The increase of cactus bucks across the West has risen in recent years, with an onset approximately 20 years ago. These cactus bucks are typically cryptorchid, meaning that their testicles have not descended. Many are infertile and incapable of breeding. Cryptorchidism is typically caused by endocrine disrupting agents that affect the masculinization window during gestation. This has been seen on Kodiak island in Alaska, in Sitka black tailed deer where low lying areas have greater frequency of this birth defect, leading to many people looking to causes from the ocean. The fungicide Chlorothalonil was found in all fog samples in the Bering sea during a USGS survey, just like it has been found it rain, surface water, and air samples, in the Bitterroot valley of Montana. Anti-fungals get used at higher rates when glyphosate is used, because of the bad fungal infections that glyphosate increases. Additionally, there appears to be adverse synergistic affects on animals that are simultaneously exposed to Glyphosate and Chlorothalonil.

Cryptorchid males have also shown up in other places as well. The rate and frequency of occurrence demonstrate that it is an environmentally driven problem, going beyond natural variation and occurrence. The following are examples of clusters of cryptorchidism, besides the Alaska cases Oregon: Washington: Colorado: And in Wyoming, Joe Hutto  has seen velvet retention and non breeding bucks in the mule deer he has been studying for the last 8 years. When I visited him earlier this year, he had examples of antlers that were being shed that still retained their velvet. That one was new to me.

Glyphosate has been found in as much as 75% of rain, water and air samples taken from across the Untied Sates.

The cases of cryptorchidism occur sympatrically with other reproductive malformations and cases of congenital fetal hypothyroidism, indicated by multiple birth defects, especially underbite and overbite. They follow the same patterns of declines, and subpar recoveries seen in mule deer, moose, and bighorn sheep populations. If glyphosate can disrupt male reproduction after birth, it would be reasonable to conclude that it could disrupt male reproductive morphology during the masculinization window on a male fetus, as even less of a dose should be required for disruption.

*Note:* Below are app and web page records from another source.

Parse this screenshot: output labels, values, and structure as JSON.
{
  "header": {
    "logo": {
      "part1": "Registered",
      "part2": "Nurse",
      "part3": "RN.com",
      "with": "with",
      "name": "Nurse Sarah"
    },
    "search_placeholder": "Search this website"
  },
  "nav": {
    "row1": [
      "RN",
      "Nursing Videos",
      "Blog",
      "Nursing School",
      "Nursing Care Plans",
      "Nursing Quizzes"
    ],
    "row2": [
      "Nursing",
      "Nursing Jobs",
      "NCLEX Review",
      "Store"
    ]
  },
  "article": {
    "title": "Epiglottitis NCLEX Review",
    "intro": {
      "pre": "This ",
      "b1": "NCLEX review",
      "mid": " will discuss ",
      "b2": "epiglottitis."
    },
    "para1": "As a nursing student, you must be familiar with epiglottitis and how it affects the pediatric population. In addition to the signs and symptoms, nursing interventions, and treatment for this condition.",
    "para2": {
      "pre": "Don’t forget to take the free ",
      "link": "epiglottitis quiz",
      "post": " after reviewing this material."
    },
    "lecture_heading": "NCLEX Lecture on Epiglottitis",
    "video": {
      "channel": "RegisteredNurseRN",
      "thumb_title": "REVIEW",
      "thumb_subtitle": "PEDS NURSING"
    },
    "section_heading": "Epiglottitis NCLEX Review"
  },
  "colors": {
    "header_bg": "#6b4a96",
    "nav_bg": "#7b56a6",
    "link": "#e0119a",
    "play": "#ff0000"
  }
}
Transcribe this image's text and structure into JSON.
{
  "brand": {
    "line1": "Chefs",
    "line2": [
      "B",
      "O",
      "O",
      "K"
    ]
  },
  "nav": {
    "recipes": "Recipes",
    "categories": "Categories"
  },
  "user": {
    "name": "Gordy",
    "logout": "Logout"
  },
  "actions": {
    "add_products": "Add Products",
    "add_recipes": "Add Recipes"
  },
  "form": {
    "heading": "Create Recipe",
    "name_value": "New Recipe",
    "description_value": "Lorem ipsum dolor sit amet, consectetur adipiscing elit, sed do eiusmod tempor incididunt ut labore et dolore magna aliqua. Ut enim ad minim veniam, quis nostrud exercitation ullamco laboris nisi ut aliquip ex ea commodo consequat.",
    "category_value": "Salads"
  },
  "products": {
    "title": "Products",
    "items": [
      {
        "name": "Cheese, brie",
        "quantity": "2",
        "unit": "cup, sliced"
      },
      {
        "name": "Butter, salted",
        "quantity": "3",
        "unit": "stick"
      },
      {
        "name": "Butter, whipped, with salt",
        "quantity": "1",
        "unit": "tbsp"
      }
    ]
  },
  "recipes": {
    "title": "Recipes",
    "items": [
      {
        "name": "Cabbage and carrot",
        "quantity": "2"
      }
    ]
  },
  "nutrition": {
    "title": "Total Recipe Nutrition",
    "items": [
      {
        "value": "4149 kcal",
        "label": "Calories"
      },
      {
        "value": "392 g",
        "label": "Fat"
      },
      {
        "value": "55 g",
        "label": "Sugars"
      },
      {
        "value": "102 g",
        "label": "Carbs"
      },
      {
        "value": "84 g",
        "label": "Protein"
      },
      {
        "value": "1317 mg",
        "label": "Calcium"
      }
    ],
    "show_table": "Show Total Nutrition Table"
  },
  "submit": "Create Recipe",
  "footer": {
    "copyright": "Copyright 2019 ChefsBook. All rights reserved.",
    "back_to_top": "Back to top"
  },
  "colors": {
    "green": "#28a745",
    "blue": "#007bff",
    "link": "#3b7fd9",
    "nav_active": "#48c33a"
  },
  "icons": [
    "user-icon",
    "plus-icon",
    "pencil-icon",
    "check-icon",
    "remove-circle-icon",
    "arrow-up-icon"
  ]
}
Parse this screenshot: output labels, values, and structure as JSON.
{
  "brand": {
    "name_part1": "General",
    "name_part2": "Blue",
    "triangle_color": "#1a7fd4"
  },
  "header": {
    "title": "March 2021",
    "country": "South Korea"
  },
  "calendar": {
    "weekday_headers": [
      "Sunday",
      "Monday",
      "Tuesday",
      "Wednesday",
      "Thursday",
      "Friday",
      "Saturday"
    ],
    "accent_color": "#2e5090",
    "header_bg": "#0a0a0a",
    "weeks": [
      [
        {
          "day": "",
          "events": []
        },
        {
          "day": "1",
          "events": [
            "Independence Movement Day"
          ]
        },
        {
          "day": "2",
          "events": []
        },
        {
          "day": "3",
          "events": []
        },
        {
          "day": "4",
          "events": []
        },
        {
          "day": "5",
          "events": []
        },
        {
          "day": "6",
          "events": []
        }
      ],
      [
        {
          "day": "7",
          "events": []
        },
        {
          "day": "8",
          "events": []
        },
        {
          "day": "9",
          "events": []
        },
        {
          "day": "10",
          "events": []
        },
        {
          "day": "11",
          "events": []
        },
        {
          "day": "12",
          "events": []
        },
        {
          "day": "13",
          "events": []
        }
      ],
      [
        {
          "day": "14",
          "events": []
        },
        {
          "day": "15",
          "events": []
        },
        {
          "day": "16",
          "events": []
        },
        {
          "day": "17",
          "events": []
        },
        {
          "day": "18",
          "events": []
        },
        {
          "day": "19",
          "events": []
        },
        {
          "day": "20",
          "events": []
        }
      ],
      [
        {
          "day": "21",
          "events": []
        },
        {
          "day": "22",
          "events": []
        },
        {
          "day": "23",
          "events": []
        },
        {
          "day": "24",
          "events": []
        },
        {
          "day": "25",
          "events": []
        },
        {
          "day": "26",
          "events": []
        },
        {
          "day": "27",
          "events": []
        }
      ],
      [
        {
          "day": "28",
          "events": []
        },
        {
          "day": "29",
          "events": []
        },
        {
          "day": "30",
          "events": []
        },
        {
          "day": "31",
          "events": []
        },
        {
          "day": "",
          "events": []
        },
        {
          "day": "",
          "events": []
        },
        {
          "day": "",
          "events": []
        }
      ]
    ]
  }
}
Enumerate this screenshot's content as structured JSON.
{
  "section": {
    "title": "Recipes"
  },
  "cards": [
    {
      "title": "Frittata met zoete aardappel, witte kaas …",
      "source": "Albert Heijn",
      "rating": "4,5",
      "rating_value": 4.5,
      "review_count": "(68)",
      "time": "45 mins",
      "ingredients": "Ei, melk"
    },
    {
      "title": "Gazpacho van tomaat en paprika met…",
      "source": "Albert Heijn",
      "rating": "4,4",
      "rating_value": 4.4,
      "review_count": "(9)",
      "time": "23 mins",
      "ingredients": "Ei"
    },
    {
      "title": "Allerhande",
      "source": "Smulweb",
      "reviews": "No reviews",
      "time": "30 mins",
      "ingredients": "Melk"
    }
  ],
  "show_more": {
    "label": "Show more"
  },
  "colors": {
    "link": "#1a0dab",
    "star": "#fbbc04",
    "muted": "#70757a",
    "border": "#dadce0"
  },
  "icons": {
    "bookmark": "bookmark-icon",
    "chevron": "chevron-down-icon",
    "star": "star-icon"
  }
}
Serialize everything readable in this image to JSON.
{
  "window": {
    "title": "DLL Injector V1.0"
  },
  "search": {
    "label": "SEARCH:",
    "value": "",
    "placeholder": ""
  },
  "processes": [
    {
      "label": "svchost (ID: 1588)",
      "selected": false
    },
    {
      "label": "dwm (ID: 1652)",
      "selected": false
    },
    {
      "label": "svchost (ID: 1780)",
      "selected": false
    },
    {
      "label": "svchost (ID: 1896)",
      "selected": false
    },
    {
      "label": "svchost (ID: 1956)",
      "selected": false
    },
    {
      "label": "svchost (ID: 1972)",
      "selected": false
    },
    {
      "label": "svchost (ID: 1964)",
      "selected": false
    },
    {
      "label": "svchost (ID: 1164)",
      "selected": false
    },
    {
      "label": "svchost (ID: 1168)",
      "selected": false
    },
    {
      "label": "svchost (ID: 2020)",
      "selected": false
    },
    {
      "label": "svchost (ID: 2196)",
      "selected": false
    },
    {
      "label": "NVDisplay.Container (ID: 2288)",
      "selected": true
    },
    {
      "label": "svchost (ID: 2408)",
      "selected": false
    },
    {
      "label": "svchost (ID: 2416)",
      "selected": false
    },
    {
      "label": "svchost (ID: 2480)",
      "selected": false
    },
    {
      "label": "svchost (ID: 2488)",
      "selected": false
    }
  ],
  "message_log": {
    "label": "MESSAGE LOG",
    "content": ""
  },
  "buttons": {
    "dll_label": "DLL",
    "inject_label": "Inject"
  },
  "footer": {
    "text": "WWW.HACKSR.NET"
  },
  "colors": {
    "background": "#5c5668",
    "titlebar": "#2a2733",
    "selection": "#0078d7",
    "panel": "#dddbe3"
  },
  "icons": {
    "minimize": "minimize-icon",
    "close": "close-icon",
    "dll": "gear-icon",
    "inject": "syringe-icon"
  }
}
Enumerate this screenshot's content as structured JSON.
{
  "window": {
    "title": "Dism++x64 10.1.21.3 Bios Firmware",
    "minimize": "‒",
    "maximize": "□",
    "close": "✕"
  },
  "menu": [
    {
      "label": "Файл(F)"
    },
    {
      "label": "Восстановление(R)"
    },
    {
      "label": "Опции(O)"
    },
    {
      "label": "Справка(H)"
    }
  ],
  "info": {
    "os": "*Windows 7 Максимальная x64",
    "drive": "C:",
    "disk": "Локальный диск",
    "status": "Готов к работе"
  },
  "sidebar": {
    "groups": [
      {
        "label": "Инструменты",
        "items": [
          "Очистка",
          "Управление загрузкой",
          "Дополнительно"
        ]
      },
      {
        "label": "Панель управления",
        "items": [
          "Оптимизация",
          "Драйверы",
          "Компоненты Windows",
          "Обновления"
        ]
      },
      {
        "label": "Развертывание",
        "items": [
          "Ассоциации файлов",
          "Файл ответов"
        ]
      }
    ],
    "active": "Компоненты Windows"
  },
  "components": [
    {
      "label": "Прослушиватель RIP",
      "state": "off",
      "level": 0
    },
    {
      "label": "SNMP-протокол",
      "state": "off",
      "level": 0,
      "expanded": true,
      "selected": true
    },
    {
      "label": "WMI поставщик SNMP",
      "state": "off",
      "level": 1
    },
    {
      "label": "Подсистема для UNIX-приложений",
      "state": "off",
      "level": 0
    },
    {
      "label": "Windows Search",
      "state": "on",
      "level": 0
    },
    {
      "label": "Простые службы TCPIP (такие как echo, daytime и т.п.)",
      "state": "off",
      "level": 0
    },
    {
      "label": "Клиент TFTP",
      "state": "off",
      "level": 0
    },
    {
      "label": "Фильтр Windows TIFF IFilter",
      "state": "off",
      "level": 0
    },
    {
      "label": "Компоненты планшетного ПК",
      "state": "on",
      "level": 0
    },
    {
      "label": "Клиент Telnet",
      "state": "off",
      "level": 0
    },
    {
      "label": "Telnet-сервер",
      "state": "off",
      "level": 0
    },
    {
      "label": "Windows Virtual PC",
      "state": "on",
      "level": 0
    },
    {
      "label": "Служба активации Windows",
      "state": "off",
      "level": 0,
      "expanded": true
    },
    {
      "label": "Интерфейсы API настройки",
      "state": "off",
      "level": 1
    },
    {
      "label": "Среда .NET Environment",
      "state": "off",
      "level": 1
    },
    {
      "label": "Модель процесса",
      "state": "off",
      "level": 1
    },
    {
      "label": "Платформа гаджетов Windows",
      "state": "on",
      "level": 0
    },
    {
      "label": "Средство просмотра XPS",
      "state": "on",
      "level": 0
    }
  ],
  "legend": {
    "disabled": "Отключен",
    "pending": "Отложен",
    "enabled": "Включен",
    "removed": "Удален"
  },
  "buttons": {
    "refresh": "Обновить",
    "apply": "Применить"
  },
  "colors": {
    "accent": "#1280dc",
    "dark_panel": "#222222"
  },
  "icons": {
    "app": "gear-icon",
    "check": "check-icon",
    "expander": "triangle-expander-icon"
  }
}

Then you have the more direct affects, such as bioaccumulation in the bodies of animals. Such as in the case of cattle in Denmark that have been shown to have serious mineral deficiencies and organ damage from eating GMO feed. Also see If it is bad for cows, it is bad for deer and other ruminants.

So the question is not so much, what GMOs could do, but what their cultivation, with the use of Glyphosate is already doing. We have not even gotten into the newer GMOs on the horizon that utilizes 2,4,D, which is chemically very similar to 2,4,5-T (the other half of the Agent Orange formula), which 2,4-D replaced. Also keep in mind that many of the affects of Glyphosate are secondary or synergistic with other compounds, leading to varied outcomes by region based on conditions, synergistic compounds and the other species in the ecosystem that are affected. The entire ecosystem and time frame must be looked at to see the full affects.

In short, mineral deficiencies, increases in pathogens, parasites, malformations and resultant wide scale wildlife declines are the affect of the planting of GMOs. They are bad for deer and deer hunters.